Reproduce exactly the lines from the one containing "Decode this image" through the last line of the data, both ends included.

• DATA FOR THIS TASK:
:::::
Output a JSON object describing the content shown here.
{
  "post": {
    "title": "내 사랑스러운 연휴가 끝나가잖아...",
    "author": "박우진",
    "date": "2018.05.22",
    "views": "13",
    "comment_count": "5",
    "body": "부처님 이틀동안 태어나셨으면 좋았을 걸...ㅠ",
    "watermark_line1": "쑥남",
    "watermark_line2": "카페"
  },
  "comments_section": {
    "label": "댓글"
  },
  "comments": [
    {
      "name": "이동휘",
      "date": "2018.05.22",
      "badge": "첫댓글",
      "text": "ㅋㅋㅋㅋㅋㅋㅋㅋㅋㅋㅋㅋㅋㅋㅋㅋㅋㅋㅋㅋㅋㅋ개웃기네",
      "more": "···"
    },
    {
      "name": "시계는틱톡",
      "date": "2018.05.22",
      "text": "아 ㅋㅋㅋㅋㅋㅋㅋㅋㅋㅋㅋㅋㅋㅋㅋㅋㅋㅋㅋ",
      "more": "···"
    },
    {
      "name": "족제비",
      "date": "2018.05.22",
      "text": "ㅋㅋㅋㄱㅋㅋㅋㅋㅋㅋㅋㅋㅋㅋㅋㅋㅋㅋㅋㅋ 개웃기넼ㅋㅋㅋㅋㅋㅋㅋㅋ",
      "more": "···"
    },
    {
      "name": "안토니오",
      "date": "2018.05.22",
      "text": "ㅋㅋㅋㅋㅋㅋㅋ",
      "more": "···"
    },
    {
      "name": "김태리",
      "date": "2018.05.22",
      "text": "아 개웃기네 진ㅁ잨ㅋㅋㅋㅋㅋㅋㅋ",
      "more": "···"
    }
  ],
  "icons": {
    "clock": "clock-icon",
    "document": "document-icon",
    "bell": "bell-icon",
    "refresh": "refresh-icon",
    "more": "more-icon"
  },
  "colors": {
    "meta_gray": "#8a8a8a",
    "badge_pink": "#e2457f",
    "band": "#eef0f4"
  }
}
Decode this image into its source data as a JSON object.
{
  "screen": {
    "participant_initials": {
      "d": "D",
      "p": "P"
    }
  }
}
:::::
• EXERCISE SOLUTION:
Decode this image into its source data as a JSON object.
{
  "screen": {
    "participant_initials": {
      "d": "D",
      "p": "P"
    }
  }
}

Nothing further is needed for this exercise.